Thanks to the meticulous support of all individuals involved in organizing this tour, the team members were able to focus on their work without any distraction. What remains to be seen is whether Hijikata's Butoh reached the hearts of the Russian people.
In this tour that we named "Butoh--The Great Spirit," did we succeed in having an impact on the Russian people's spirits? In all likelihood we will find out someday, one way or another. One thing is certain: the trip has made us recognize once again that there is a great interest in Butoh in Russia.
From February to March 2011, we will be taking the program to China. We will perform only in Beijing this time, but it will be one of a handful of Butoh performances ever to take place in the country. No doubt it will be a tour filled with expectations and anxiety.
While I acknowledge that government regulations are more pervasive in China than in Russia, what is important for successful cultural and artistic exchange is the effort to build up the experience.
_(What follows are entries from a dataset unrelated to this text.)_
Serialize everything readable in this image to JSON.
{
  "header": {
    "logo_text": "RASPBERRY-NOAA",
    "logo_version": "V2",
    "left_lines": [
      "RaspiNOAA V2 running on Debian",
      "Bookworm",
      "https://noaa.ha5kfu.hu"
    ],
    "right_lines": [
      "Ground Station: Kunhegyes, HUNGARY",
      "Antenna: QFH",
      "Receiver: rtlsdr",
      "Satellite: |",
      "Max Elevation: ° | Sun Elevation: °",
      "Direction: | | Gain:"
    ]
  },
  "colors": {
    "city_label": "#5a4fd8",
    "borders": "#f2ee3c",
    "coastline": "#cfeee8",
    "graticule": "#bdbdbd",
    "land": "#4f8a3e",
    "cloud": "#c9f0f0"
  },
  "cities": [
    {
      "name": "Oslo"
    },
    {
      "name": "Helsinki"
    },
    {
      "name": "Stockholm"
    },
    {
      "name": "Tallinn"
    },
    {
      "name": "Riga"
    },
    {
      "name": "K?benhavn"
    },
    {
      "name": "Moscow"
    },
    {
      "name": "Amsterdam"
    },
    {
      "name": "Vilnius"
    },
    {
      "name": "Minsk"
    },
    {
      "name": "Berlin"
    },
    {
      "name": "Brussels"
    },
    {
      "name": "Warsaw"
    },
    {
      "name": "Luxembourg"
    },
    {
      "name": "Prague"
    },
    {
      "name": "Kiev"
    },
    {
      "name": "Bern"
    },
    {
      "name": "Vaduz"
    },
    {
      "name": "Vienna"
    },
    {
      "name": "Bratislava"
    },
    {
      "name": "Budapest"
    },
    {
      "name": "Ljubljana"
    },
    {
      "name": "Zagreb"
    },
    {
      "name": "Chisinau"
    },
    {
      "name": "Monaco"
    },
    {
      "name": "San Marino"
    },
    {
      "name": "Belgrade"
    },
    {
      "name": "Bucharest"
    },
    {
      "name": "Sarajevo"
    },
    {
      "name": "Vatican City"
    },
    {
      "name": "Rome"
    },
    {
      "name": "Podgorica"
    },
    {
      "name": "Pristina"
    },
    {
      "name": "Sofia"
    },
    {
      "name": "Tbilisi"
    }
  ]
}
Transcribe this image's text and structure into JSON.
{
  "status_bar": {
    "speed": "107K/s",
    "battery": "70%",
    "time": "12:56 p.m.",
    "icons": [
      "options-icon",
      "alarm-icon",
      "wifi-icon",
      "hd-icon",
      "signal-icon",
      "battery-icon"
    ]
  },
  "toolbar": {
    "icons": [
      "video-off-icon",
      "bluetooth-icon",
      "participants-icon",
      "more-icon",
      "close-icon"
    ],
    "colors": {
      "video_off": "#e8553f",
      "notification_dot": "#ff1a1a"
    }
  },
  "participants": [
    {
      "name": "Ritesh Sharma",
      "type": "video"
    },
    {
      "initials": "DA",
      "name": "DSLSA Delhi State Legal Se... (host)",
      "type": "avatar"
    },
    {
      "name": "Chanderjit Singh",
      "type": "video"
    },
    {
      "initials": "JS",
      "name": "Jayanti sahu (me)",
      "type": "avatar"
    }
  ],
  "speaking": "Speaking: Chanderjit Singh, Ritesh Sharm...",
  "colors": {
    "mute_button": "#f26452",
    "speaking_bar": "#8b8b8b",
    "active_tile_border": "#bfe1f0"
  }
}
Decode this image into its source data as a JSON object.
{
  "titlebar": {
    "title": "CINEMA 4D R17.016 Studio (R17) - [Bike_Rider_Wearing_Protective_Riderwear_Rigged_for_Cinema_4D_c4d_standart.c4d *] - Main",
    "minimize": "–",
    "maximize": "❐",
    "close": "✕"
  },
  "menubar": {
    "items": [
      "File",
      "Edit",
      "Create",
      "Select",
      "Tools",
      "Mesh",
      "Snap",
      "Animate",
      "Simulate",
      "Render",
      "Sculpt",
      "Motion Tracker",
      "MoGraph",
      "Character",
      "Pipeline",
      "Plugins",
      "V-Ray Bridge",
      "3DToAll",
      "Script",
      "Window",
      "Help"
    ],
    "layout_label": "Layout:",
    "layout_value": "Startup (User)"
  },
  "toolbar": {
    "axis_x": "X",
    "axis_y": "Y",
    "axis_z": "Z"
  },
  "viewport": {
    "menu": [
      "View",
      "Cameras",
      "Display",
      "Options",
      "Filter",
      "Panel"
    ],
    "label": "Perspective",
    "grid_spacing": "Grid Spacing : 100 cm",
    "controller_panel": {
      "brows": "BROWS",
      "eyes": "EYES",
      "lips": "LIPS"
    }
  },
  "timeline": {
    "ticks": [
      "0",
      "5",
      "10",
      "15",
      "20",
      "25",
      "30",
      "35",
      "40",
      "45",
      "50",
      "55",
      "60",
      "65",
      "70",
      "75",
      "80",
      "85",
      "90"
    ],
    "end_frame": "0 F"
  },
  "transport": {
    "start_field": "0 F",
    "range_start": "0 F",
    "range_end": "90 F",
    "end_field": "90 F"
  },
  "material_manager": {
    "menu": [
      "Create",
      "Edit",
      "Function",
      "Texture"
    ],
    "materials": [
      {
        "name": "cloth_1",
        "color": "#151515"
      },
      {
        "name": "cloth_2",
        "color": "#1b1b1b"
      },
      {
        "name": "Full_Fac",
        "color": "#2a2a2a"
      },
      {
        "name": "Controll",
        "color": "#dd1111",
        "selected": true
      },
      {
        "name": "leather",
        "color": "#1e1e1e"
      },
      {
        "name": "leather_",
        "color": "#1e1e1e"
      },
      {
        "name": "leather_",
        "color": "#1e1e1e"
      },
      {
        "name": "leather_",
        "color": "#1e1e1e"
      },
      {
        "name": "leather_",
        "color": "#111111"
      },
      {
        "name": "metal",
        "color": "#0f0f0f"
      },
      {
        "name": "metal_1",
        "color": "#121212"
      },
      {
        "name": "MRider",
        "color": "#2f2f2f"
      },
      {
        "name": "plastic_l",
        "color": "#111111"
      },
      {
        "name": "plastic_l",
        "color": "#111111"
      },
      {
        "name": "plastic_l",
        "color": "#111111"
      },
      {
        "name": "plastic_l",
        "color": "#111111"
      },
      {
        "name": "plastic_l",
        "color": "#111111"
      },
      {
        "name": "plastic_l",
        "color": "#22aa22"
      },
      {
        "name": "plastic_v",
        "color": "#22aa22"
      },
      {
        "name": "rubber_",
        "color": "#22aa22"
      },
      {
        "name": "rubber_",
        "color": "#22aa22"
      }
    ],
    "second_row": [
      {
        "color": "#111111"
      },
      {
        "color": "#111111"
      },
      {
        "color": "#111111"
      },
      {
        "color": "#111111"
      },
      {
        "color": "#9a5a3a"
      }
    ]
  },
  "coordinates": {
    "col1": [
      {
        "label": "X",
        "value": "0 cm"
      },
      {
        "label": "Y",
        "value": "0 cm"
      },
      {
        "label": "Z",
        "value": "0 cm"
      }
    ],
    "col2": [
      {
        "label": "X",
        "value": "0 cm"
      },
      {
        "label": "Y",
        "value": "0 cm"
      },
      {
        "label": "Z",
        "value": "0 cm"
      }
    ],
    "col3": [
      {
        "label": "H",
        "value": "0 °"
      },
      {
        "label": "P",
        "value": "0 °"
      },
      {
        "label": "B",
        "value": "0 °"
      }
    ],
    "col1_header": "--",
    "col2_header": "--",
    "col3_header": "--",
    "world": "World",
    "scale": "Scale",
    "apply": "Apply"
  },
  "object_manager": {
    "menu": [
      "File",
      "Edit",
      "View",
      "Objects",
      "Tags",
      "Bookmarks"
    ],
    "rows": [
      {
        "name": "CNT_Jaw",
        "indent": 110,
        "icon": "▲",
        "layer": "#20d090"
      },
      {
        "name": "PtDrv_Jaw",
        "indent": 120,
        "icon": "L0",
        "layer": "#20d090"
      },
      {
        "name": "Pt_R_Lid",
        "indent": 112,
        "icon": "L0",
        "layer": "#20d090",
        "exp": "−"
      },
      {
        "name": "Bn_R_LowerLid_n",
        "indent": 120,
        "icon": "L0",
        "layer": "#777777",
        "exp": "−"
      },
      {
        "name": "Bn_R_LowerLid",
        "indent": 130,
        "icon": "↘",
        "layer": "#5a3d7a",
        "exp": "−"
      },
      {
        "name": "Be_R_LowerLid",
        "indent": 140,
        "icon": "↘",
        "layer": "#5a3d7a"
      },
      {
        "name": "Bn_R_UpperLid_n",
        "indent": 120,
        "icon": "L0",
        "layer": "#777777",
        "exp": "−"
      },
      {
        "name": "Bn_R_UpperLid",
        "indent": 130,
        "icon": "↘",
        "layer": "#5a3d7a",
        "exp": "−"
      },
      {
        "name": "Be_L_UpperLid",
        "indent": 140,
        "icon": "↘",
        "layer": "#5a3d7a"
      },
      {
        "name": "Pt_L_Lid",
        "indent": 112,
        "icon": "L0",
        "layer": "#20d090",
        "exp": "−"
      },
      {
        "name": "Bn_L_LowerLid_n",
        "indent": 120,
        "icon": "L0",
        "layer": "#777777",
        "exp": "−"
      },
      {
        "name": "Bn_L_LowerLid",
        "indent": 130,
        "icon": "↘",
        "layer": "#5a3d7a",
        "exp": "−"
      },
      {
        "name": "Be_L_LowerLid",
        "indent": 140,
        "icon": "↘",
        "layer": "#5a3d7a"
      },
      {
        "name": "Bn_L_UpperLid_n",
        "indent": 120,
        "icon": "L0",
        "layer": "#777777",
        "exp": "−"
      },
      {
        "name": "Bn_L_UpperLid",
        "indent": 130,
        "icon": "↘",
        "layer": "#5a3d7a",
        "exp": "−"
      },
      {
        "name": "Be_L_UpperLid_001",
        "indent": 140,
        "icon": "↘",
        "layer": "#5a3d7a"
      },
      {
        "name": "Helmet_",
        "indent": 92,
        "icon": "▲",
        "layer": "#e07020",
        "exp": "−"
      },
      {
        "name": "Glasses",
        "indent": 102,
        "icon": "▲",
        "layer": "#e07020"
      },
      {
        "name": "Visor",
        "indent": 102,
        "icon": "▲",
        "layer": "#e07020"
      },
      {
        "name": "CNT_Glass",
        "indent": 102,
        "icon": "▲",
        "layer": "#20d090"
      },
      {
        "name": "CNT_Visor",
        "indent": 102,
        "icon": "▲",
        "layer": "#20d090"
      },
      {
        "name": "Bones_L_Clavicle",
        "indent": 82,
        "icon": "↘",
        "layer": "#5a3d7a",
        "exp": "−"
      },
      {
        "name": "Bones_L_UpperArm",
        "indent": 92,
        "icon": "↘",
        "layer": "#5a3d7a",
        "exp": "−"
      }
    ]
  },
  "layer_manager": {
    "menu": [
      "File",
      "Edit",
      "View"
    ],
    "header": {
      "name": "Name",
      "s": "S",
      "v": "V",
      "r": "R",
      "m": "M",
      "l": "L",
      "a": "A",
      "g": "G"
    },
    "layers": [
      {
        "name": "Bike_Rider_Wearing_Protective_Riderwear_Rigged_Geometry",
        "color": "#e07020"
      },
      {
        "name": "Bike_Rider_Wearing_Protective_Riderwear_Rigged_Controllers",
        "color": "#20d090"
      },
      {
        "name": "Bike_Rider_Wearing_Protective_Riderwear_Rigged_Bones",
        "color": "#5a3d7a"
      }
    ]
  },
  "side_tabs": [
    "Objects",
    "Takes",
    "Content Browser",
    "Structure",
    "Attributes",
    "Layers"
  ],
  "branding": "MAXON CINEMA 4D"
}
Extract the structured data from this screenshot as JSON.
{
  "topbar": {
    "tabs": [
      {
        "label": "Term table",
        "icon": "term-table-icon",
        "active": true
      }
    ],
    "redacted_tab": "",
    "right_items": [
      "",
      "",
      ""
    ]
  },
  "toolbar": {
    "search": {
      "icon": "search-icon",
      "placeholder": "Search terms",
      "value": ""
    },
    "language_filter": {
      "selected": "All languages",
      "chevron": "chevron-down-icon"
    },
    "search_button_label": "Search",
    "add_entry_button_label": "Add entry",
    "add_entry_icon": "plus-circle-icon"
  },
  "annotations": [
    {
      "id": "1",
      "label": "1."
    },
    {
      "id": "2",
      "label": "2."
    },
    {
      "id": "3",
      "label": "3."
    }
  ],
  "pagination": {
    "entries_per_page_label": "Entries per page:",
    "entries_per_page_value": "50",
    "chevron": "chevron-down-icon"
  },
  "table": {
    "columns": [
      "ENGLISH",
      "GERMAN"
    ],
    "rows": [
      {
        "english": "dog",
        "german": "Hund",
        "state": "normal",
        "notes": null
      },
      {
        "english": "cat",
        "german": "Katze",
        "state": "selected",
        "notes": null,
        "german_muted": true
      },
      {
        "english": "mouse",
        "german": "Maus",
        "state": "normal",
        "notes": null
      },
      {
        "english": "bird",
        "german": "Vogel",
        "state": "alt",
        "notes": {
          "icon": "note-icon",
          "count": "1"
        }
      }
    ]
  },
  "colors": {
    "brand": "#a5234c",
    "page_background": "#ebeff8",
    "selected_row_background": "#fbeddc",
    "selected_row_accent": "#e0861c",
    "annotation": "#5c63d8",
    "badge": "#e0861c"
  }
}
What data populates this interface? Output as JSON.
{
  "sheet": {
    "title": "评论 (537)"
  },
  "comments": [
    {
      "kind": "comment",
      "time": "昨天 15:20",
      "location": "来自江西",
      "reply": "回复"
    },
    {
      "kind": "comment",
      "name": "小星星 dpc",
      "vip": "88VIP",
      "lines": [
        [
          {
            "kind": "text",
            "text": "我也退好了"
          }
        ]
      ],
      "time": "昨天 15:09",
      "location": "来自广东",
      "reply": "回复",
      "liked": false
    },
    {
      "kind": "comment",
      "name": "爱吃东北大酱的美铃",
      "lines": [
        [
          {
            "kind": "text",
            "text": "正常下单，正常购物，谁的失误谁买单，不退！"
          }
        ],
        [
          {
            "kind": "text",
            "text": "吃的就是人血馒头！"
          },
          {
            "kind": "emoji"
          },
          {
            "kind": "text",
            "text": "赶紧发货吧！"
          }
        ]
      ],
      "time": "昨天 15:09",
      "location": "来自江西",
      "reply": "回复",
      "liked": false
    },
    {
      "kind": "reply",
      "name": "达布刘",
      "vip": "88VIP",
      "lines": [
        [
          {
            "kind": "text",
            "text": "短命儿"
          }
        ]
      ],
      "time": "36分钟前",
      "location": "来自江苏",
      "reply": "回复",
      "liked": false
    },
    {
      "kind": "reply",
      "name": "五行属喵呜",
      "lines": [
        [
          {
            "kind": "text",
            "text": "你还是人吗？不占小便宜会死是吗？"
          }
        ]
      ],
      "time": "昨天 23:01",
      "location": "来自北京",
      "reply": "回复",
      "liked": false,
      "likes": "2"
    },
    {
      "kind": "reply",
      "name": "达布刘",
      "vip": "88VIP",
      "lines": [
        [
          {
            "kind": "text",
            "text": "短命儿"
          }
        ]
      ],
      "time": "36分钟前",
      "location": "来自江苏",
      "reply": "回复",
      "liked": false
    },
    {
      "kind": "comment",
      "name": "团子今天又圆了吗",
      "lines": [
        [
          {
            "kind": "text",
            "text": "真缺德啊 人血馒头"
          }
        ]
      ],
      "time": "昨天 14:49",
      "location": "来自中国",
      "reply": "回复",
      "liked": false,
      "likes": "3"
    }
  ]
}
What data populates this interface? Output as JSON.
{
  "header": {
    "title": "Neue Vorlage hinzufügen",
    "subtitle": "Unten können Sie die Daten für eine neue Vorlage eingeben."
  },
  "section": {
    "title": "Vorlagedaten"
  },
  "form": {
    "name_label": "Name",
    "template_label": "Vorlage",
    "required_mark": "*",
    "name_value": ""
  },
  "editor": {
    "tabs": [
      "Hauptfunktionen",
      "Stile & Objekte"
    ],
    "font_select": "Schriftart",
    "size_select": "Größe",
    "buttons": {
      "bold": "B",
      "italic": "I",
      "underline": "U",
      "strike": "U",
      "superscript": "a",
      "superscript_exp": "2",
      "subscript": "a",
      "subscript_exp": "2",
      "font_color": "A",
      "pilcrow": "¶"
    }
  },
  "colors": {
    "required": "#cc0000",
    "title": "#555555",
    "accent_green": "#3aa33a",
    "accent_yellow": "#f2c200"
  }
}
There is reportedly an increasing interest in Japanese culture and arts in China, so I am looking forward to experiencing an energy and excitement similar to Russia, while I attempt to communicate with the Chinese people through Butoh.
photo by Svetlana Karlova
Tatsumi Hijikata Archive, Research Center for the Arts and Arts Administration, Keio University
Born in 1950, Morishita has been involved in the production of Butoh performances since 1972 as a member of Tatsumi Hijikata's Butoh studio Asbestos Hall. After working at a publishing company, on the occasion of Hijikata's death in 1986 he participated in the establishment and management of the Tatsumi Hijikata memorial museum. He has since engaged in planning and organizing exhibitions and symposiums related to Hijikata.
Today, Morishita manages the Tatsumi Hijikata Archive located in the Research Center for the Arts and Arts Administration at Keio University. He is also a part-time lecturer in the Faculty of Letters at Keio University and representative chairman of the NPO Butoh Souzou Shigen. His literary works include Tatsumi Hijikata, Butohfu no sutoh--kigou no souzou, kouhou no hakken (Tatsumi Hijikata, Butoh Based on the Dance Score--The Creation of Symbols, the Discovery of Method).